(Supplied records):

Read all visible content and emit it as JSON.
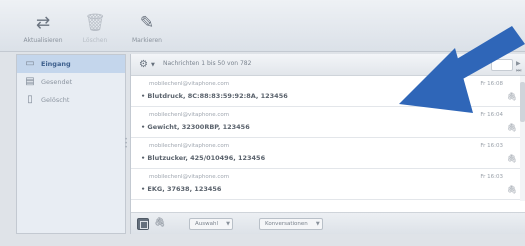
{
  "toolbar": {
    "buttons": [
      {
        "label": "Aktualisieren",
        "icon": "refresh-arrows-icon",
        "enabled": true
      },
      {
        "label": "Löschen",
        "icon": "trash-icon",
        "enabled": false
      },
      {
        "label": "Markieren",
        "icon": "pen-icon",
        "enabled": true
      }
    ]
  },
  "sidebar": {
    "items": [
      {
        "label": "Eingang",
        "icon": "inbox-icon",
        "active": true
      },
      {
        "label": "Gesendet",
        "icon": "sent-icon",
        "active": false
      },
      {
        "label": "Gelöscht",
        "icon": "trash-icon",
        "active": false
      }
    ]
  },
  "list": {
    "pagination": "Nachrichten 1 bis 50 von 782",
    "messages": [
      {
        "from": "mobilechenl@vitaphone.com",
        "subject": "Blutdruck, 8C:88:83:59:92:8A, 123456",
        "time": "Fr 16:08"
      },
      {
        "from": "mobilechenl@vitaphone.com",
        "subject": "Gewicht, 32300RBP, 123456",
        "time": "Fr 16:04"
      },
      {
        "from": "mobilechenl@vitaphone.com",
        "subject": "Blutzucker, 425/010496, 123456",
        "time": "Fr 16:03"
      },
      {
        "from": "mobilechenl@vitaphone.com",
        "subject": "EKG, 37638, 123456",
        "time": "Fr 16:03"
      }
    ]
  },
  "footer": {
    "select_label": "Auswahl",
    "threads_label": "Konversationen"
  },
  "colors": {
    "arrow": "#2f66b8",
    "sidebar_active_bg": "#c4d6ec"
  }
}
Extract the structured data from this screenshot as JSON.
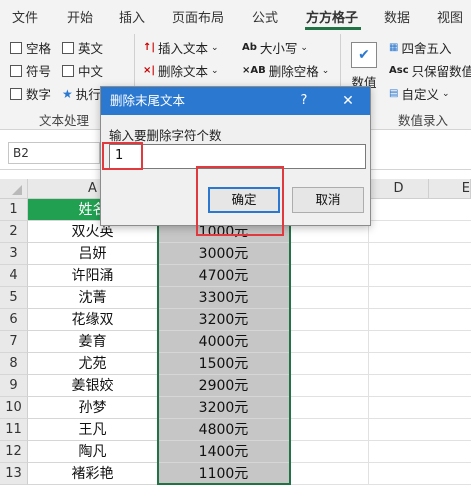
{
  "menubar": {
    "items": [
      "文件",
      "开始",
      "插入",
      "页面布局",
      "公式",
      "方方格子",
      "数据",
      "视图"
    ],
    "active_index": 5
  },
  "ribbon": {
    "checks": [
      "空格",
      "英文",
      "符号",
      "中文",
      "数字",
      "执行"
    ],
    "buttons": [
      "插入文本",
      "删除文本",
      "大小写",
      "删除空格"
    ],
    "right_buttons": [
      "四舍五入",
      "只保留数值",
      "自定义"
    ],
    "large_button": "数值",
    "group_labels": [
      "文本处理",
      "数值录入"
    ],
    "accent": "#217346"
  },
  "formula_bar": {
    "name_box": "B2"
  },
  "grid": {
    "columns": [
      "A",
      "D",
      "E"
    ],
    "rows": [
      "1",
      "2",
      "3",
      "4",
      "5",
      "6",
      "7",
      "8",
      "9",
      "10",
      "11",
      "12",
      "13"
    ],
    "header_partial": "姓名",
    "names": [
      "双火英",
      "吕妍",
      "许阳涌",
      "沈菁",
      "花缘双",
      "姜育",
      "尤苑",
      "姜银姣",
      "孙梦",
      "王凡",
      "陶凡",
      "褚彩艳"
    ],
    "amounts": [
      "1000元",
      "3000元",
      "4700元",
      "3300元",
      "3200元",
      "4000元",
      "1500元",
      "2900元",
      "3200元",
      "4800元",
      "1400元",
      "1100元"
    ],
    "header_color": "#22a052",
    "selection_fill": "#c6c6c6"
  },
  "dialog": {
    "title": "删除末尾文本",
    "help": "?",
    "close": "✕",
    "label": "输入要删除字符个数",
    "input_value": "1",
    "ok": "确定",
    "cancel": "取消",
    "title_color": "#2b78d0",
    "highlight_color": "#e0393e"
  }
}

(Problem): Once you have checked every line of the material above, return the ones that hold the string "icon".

(Answer space):
        "icon": "refresh-arrows-icon",
        "icon": "trash-icon",
        "icon": "pen-icon",
        "icon": "inbox-icon",
        "icon": "sent-icon",
        "icon": "trash-icon",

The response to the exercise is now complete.